Input records:
______

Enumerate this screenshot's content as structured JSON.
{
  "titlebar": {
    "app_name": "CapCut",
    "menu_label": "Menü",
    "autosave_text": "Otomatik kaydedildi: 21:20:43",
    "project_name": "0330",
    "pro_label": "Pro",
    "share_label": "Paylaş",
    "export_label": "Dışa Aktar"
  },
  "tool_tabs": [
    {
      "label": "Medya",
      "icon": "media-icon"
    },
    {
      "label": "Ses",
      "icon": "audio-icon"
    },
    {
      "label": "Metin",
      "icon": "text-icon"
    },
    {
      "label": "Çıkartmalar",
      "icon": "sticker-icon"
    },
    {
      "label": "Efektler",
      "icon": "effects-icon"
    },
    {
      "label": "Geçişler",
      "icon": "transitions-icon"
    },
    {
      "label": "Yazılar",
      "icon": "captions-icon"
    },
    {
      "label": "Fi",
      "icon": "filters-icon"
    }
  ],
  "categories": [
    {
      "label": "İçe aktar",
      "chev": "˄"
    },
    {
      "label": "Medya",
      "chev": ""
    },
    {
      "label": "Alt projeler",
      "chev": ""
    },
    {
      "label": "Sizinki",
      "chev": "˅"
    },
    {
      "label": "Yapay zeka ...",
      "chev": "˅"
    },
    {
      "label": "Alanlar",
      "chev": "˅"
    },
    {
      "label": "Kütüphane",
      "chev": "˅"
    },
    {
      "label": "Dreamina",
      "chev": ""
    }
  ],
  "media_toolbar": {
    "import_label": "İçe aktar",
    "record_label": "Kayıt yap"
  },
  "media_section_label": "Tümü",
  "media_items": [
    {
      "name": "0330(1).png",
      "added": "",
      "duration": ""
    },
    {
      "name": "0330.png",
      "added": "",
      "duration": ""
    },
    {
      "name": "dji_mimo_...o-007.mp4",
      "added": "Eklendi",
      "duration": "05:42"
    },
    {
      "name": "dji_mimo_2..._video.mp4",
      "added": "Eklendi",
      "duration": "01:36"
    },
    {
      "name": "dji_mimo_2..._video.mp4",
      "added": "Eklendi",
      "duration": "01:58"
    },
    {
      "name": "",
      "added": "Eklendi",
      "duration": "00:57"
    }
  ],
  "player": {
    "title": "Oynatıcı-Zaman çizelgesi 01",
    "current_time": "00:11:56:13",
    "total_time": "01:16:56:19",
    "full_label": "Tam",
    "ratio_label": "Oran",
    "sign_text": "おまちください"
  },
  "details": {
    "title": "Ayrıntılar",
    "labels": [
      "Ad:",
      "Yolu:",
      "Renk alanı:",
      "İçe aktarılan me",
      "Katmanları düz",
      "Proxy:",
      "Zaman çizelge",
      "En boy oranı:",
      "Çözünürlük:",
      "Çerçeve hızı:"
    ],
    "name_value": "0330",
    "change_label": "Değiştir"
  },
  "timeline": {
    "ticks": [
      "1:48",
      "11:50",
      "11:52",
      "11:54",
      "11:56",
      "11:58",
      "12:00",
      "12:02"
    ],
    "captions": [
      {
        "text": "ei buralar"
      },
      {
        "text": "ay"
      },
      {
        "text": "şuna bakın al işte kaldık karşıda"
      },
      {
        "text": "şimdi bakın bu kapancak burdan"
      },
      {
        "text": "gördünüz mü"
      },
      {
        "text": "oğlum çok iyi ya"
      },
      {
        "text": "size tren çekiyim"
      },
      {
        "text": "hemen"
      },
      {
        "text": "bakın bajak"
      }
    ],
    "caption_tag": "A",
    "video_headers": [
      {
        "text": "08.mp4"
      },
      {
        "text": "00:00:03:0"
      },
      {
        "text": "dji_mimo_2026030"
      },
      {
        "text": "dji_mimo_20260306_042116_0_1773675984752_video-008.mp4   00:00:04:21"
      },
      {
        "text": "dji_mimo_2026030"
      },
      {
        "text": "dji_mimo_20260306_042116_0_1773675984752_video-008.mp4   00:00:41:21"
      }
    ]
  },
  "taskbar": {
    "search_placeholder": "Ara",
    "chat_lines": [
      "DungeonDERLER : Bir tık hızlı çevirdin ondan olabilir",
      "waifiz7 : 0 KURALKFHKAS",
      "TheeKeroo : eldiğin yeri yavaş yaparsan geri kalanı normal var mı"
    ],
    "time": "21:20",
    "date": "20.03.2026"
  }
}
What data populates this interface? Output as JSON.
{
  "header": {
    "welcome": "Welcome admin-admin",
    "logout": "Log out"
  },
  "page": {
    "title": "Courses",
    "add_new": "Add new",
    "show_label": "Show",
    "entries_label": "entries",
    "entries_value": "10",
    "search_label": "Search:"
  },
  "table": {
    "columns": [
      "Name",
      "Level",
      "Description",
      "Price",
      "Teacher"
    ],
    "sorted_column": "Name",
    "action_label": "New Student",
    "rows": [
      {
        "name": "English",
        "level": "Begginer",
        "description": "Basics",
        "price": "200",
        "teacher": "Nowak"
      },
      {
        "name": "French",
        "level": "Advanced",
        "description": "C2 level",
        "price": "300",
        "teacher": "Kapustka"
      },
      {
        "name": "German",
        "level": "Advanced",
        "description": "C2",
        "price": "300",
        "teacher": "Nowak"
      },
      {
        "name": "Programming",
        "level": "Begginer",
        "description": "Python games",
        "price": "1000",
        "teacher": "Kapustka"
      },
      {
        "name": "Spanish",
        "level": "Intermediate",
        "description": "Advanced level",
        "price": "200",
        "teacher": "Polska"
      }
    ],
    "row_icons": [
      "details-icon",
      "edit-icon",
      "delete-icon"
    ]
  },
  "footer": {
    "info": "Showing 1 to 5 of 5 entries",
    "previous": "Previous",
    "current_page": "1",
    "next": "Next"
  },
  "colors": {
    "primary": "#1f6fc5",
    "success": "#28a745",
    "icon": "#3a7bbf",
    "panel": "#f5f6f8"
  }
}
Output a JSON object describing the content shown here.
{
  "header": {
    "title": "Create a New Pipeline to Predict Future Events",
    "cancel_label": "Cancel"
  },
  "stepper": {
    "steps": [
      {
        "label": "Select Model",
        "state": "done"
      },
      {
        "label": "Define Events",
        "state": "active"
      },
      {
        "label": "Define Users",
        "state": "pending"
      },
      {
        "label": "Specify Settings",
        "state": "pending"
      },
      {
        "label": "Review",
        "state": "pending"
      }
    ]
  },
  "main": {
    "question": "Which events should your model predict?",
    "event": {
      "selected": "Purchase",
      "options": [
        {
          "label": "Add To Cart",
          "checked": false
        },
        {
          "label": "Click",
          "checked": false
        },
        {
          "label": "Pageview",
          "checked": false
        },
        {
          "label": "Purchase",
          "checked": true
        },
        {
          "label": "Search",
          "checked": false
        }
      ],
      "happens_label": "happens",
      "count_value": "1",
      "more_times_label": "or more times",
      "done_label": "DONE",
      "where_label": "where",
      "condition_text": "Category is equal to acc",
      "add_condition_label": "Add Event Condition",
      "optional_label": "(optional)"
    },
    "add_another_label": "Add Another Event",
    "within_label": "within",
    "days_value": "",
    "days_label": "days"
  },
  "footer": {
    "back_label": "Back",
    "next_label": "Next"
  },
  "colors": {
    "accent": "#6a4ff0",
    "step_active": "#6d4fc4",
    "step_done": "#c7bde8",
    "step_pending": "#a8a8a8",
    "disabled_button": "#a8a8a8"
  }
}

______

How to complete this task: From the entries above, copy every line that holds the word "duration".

Task answer:
      "duration": ""
      "duration": ""
      "duration": "05:42"
      "duration": "01:36"
      "duration": "01:58"
      "duration": "00:57"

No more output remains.